On the first night I was lost.
The house felt too big, too empty. My plans to enjoy takeout and whatever I wanted to watch on TV lost its appeal when I realized they were not coming back in a few hours. There’s something about freedom in those small doses. I ate leftovers and channel surfed most of the evening. When Shaune and the kids called, I had a hard time swallowing the big lump in my throat.
Pathetic. I know.
On day two I received a total of four phone calls and one video chat, two of which were spent trying to console Deaglan, reminding him that we’d be together again in no time at all. When I was sure he was finished sobbing I reminded him that he was with just about all the best people in his life: Daddy, Naveen, Gramma and Grampa.
It felt good to be missed though.
I got the hang of it a little by the second and third nights. I went out for dinner with friends and couldn’t believe how good the food tasted when there was nobody to discipline. It felt a little like old times; before kids.
I wished Shaune was there to discuss the food and enjoy the conversation.
It’s always times like these, times when I’m out of my element, that I realize just how much my regular life satisfies me. I realize that home is where my three people are, not the vessel that holds us. I realize that despite the chaos and constant feeling that I’m not doing enough, there is a comfort for me in the everyday ordinary of my life.
On Thursday when they got back, I wondered if I’d measure up to what they thought they were missing.

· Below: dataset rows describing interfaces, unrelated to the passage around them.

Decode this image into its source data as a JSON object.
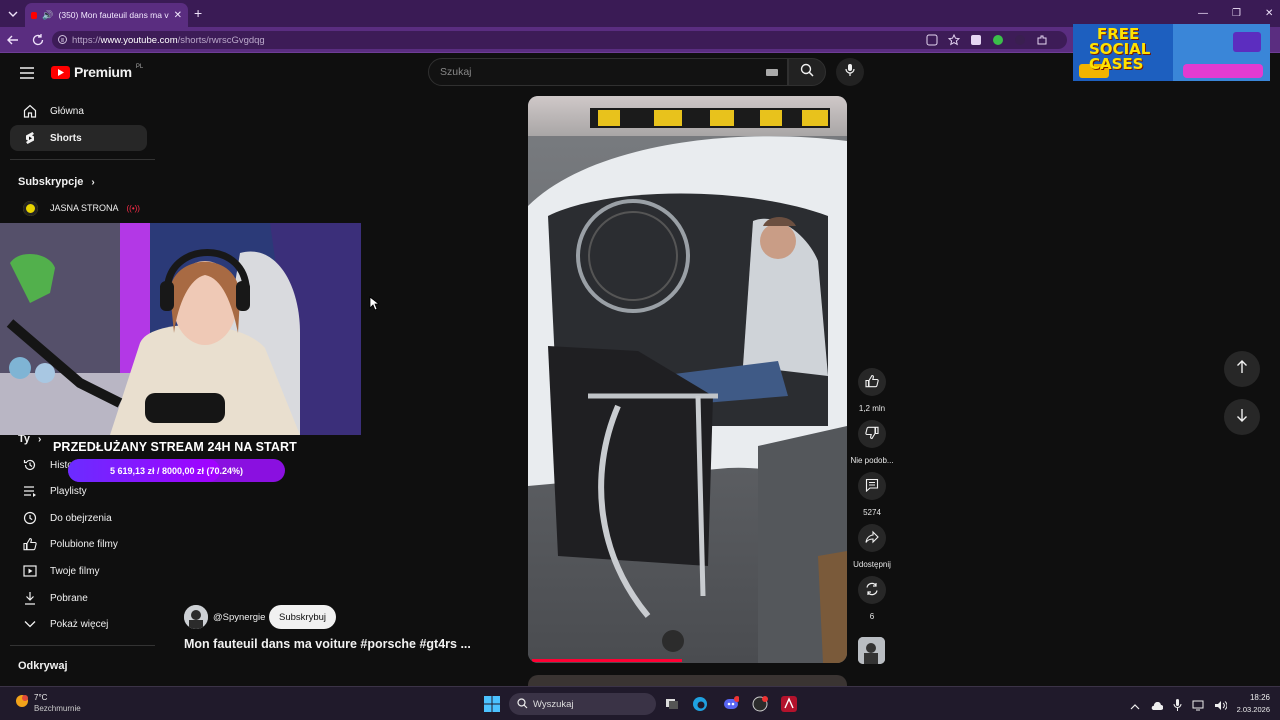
{
  "browser": {
    "tab_title": "(350) Mon fauteuil dans ma v",
    "new_tab": "+",
    "url_prefix": "https://",
    "url_host": "www.youtube.com",
    "url_path": "/shorts/rwrscGvgdqg"
  },
  "youtube": {
    "logo": "Premium",
    "logo_badge": "PL",
    "search_placeholder": "Szukaj",
    "sidebar_top": [
      {
        "label": "Główna",
        "icon": "home-icon"
      },
      {
        "label": "Shorts",
        "icon": "shorts-icon"
      }
    ],
    "subscriptions_heading": "Subskrypcje",
    "subscription_channel": "JASNA STRONA",
    "you_heading": "Ty",
    "you_items": [
      {
        "label": "Historia",
        "icon": "history-icon"
      },
      {
        "label": "Playlisty",
        "icon": "playlists-icon"
      },
      {
        "label": "Do obejrzenia",
        "icon": "watch-later-icon"
      },
      {
        "label": "Polubione filmy",
        "icon": "thumb-up-icon"
      },
      {
        "label": "Twoje filmy",
        "icon": "your-videos-icon"
      },
      {
        "label": "Pobrane",
        "icon": "download-icon"
      },
      {
        "label": "Pokaż więcej",
        "icon": "chevron-down-icon"
      }
    ],
    "explore_heading": "Odkrywaj",
    "short": {
      "channel": "@Spynergie",
      "subscribe": "Subskrybuj",
      "title": "Mon fauteuil dans ma voiture #porsche #gt4rs ...",
      "likes": "1,2 mln",
      "dislike": "Nie podob...",
      "comments": "5274",
      "share": "Udostępnij",
      "remix": "6"
    }
  },
  "overlay": {
    "goal_text": "PRZEDŁUŻANY STREAM 24H NA START",
    "goal_progress": "5 619,13 zł  /  8000,00 zł  (70.24%)",
    "goal_fraction": 0.7024,
    "promo_line1": "FREE",
    "promo_line2": "SOCIAL",
    "promo_line3": "CASES"
  },
  "taskbar": {
    "weather_temp": "7°C",
    "weather_desc": "Bezchmurnie",
    "search_label": "Wyszukaj",
    "time": "18:26",
    "date": "2.03.2026"
  }
}
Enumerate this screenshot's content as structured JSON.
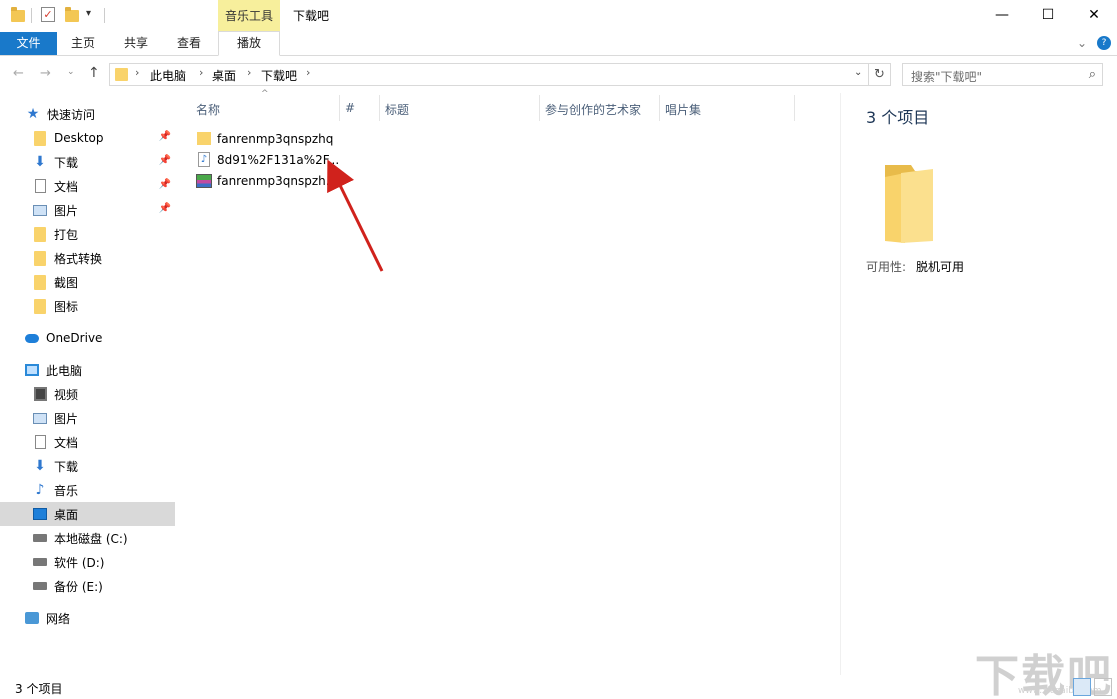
{
  "window": {
    "title": "下载吧",
    "context_tab_group": "音乐工具",
    "minimize": "—",
    "maximize": "☐",
    "close": "✕"
  },
  "ribbon": {
    "tabs": [
      "文件",
      "主页",
      "共享",
      "查看",
      "播放"
    ]
  },
  "address": {
    "breadcrumb": [
      "此电脑",
      "桌面",
      "下载吧"
    ],
    "search_placeholder": "搜索\"下载吧\""
  },
  "nav": {
    "quick_access": "快速访问",
    "quick_items": [
      {
        "label": "Desktop",
        "icon": "folder-icon",
        "pinned": true
      },
      {
        "label": "下载",
        "icon": "download-icon",
        "pinned": true
      },
      {
        "label": "文档",
        "icon": "document-icon",
        "pinned": true
      },
      {
        "label": "图片",
        "icon": "picture-icon",
        "pinned": true
      },
      {
        "label": "打包",
        "icon": "folder-icon",
        "pinned": false
      },
      {
        "label": "格式转换",
        "icon": "folder-icon",
        "pinned": false
      },
      {
        "label": "截图",
        "icon": "folder-icon",
        "pinned": false
      },
      {
        "label": "图标",
        "icon": "folder-icon",
        "pinned": false
      }
    ],
    "onedrive": "OneDrive",
    "this_pc": "此电脑",
    "pc_items": [
      {
        "label": "视频",
        "icon": "video-icon"
      },
      {
        "label": "图片",
        "icon": "picture-icon"
      },
      {
        "label": "文档",
        "icon": "document-icon"
      },
      {
        "label": "下载",
        "icon": "download-icon"
      },
      {
        "label": "音乐",
        "icon": "music-icon"
      },
      {
        "label": "桌面",
        "icon": "desktop-icon",
        "selected": true
      },
      {
        "label": "本地磁盘 (C:)",
        "icon": "drive-icon"
      },
      {
        "label": "软件 (D:)",
        "icon": "drive-icon"
      },
      {
        "label": "备份 (E:)",
        "icon": "drive-icon"
      }
    ],
    "network": "网络"
  },
  "filelist": {
    "columns": [
      "名称",
      "#",
      "标题",
      "参与创作的艺术家",
      "唱片集"
    ],
    "files": [
      {
        "name": "fanrenmp3qnspzhq",
        "type": "folder"
      },
      {
        "name": "8d91%2F131a%2F...",
        "type": "audio"
      },
      {
        "name": "fanrenmp3qnspzh...",
        "type": "archive"
      }
    ]
  },
  "details": {
    "count": "3 个项目",
    "availability_label": "可用性:",
    "availability_value": "脱机可用"
  },
  "status": {
    "text": "3 个项目"
  },
  "watermark": {
    "text": "下载吧",
    "sub": "www.xiazaiba.com"
  },
  "colors": {
    "accent": "#1979ca",
    "context_tab": "#f7ef9c",
    "selected": "#d9d9d9",
    "arrow": "#d0221c"
  }
}
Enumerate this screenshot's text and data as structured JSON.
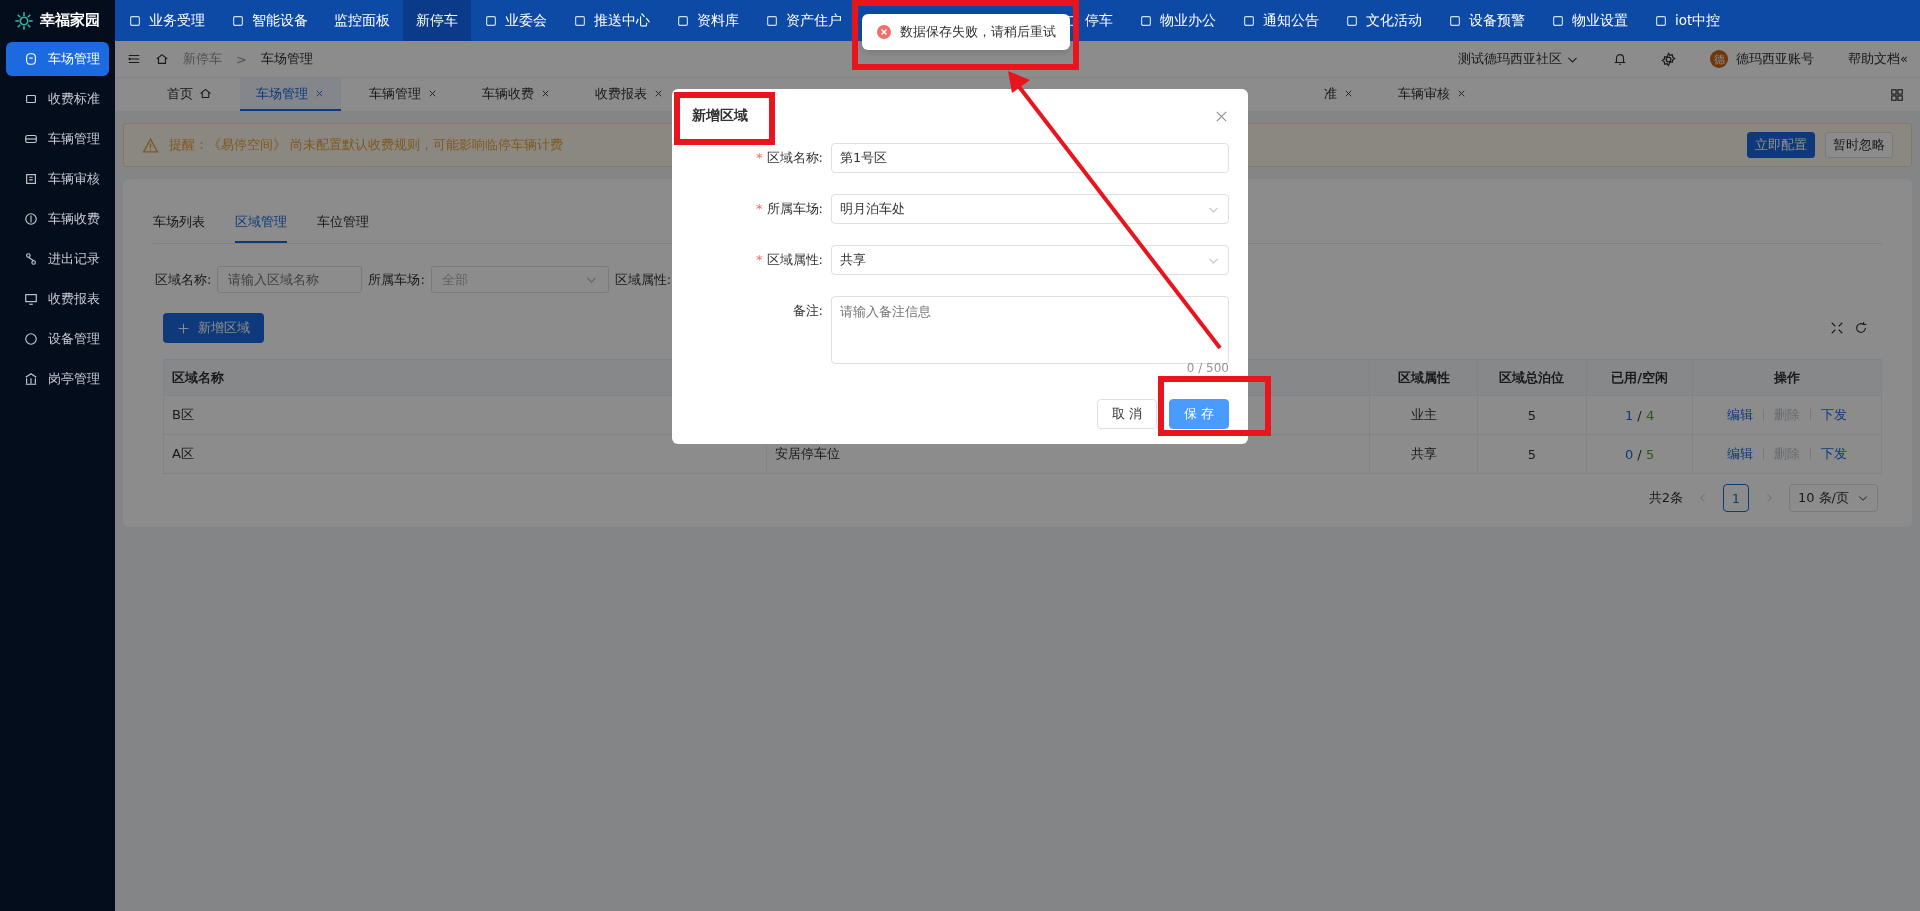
{
  "app": {
    "title": "幸福家园"
  },
  "top_nav": {
    "groups": [
      [
        {
          "label": "业务受理",
          "kind": "icon",
          "selected": false
        },
        {
          "label": "智能设备",
          "kind": "icon",
          "selected": false
        },
        {
          "label": "监控面板",
          "kind": "plain",
          "selected": false
        },
        {
          "label": "新停车",
          "kind": "plain",
          "selected": true
        },
        {
          "label": "业委会",
          "kind": "icon",
          "selected": false
        },
        {
          "label": "推送中心",
          "kind": "icon",
          "selected": false
        },
        {
          "label": "资料库",
          "kind": "icon",
          "selected": false
        },
        {
          "label": "资产住户",
          "kind": "icon",
          "selected": false
        }
      ],
      [
        {
          "label": "停车",
          "kind": "icon",
          "selected": false
        },
        {
          "label": "物业办公",
          "kind": "icon",
          "selected": false
        },
        {
          "label": "通知公告",
          "kind": "icon",
          "selected": false
        },
        {
          "label": "文化活动",
          "kind": "icon",
          "selected": false
        },
        {
          "label": "设备预警",
          "kind": "icon",
          "selected": false
        },
        {
          "label": "物业设置",
          "kind": "icon",
          "selected": false
        },
        {
          "label": "iot中控",
          "kind": "icon",
          "selected": false
        }
      ]
    ]
  },
  "sidebar": {
    "items": [
      {
        "label": "车场管理",
        "selected": true
      },
      {
        "label": "收费标准",
        "selected": false
      },
      {
        "label": "车辆管理",
        "selected": false
      },
      {
        "label": "车辆审核",
        "selected": false
      },
      {
        "label": "车辆收费",
        "selected": false
      },
      {
        "label": "进出记录",
        "selected": false
      },
      {
        "label": "收费报表",
        "selected": false
      },
      {
        "label": "设备管理",
        "selected": false
      },
      {
        "label": "岗亭管理",
        "selected": false
      }
    ]
  },
  "breadcrumb": [
    "新停车",
    ">",
    "车场管理"
  ],
  "header": {
    "community": "测试德玛西亚社区",
    "avatar": "德",
    "account": "德玛西亚账号",
    "help": "帮助文档«"
  },
  "page_tabs": {
    "groups": [
      [
        {
          "label": "首页",
          "kind": "home",
          "selected": false
        },
        {
          "label": "车场管理",
          "kind": "closable",
          "selected": true
        },
        {
          "label": "车辆管理",
          "kind": "closable",
          "selected": false
        },
        {
          "label": "车辆收费",
          "kind": "closable",
          "selected": false
        },
        {
          "label": "收费报表",
          "kind": "closable",
          "selected": false
        }
      ],
      [
        {
          "label": "准",
          "kind": "closable",
          "selected": false
        },
        {
          "label": "车辆审核",
          "kind": "closable",
          "selected": false
        }
      ]
    ]
  },
  "alert": {
    "text": "提醒：《易停空间》 尚未配置默认收费规则，可能影响临停车辆计费",
    "buttons": [
      "立即配置",
      "暂时忽略"
    ]
  },
  "inner_tabs": [
    {
      "label": "车场列表",
      "selected": false
    },
    {
      "label": "区域管理",
      "selected": true
    },
    {
      "label": "车位管理",
      "selected": false
    }
  ],
  "filters": [
    {
      "label": "区域名称:",
      "kind": "input",
      "placeholder": "请输入区域名称"
    },
    {
      "label": "所属车场:",
      "kind": "select",
      "placeholder": "全部"
    },
    {
      "label": "区域属性:",
      "kind": "label"
    }
  ],
  "add_button": "新增区域",
  "table": {
    "columns": [
      "区域名称",
      "",
      "区域属性",
      "区域总泊位",
      "已用/空闲",
      "操作"
    ],
    "rows": [
      {
        "name": "B区",
        "column_2": "",
        "attribute": "业主",
        "total": "5",
        "used": "1",
        "separator": "/",
        "free": "4",
        "actions": [
          {
            "label": "编辑",
            "disabled": false
          },
          {
            "label": "删除",
            "disabled": true
          },
          {
            "label": "下发",
            "disabled": false
          }
        ]
      },
      {
        "name": "A区",
        "column_2": "安居停车位",
        "attribute": "共享",
        "total": "5",
        "used": "0",
        "separator": "/",
        "free": "5",
        "actions": [
          {
            "label": "编辑",
            "disabled": false
          },
          {
            "label": "删除",
            "disabled": true
          },
          {
            "label": "下发",
            "disabled": false
          }
        ]
      }
    ]
  },
  "pagination": {
    "total": "共2条",
    "pages": [
      {
        "label": "1",
        "selected": true
      }
    ],
    "page_size": "10 条/页"
  },
  "dialog": {
    "title": "新增区域",
    "required_mark": "*",
    "fields": [
      {
        "label": "区域名称:",
        "kind": "input",
        "required": true,
        "value": "第1号区"
      },
      {
        "label": "所属车场:",
        "kind": "select",
        "required": true,
        "value": "明月泊车处"
      },
      {
        "label": "区域属性:",
        "kind": "select",
        "required": true,
        "value": "共享"
      },
      {
        "label": "备注:",
        "kind": "textarea",
        "required": false,
        "placeholder": "请输入备注信息",
        "counter": "0 / 500"
      }
    ],
    "buttons": [
      {
        "label": "取 消",
        "kind": "secondary"
      },
      {
        "label": "保 存",
        "kind": "primary"
      }
    ]
  },
  "toast": {
    "kind": "error",
    "text": "数据保存失败，请稍后重试"
  }
}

Naveen hung onto my neck into the next day. Friday morning, when I told him I was going for a run but that I’d be back before he knew it, he put on his sneakers and cried when I told him that I’d be running for too long for him to join me. Deaglan asked a hundred times if I loved the necklace he’d bought me at the gift shop. And when I told him that yes, it was just the perfect one for me, he asked if I thought I would wear it every day for the rest of my life.
The boys on the Chi-Cheemaun, the ferry from Tobermory to Manitoulin Island.
My mother-in-law (have I mentioned how much I lucked out in the in-law department?) building what looks like an amazing mote.
I think this is what the hip kids would call a selfie...I'm surprised though because I can usually never pry the camera out of this guy's hands long enough to capture him in a picture.
You'll notice I gave my blog a little makeover. I used Pic Monkey to create the new header. It was easy (obviously, if I could do it!) and free. I tweaked the about me page and updated a picture or font where it seemed to need it.
I've been seriously considering changing the name.
Lately I get a lot of creepy visitors looking at the pictures of my boys. I can see what they've typed to find my little space here...things I'd rather not repeat but things that worry me nonetheless. And I can see what pictures they focus on.
I started this blog a month or so before Deaglan was born; five and a half years ago. We were told prior to that, at our 20 month ultrasound, that he would be a boy but something in me did not trust the technology. I didn't believe that they could be accurate in predicting his gender by looking at those static pictures of his bone structure.
Clearly, I was wrong.
But when it came to naming the blog, I had decided to keep it simple: The child. Little did I know that it would open me up to giving all sorts of perverts a peek into my world.
What do you think? Would you change the name?